Report every line of the records that contains the word "post".

- Supplied material:

=== Section Start ===

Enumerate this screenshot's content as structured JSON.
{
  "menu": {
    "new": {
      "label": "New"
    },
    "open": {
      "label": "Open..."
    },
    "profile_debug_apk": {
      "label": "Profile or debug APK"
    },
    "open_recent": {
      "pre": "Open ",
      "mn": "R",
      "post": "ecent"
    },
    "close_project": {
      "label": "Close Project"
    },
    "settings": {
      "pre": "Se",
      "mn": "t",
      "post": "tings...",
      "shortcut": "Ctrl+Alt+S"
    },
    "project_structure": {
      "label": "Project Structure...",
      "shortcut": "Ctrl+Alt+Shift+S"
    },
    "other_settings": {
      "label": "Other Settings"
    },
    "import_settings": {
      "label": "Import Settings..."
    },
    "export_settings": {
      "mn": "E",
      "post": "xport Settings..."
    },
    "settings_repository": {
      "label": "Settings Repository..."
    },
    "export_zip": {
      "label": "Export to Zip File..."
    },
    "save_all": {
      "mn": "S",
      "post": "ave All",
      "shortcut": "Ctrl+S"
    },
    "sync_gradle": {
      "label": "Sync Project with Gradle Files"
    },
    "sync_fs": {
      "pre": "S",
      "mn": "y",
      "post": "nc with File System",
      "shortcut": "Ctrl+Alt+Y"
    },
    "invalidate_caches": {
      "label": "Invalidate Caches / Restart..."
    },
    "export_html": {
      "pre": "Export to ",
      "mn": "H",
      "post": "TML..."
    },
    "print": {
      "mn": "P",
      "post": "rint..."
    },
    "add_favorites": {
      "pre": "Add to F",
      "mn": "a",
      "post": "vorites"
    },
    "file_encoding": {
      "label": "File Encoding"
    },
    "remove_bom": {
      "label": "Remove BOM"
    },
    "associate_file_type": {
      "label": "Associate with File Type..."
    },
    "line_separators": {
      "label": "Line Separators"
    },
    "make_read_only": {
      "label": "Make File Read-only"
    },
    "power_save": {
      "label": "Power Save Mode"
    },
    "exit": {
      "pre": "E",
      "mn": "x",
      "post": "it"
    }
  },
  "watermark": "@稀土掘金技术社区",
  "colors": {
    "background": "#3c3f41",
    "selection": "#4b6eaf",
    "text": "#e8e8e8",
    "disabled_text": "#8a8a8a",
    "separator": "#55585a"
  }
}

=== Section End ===

- Result of the exercise:
      "post": "ecent"
      "post": "tings...",
      "post": "xport Settings..."
      "post": "ave All",
      "post": "nc with File System",
      "post": "TML..."
      "post": "rint..."
      "post": "vorites"
      "post": "it"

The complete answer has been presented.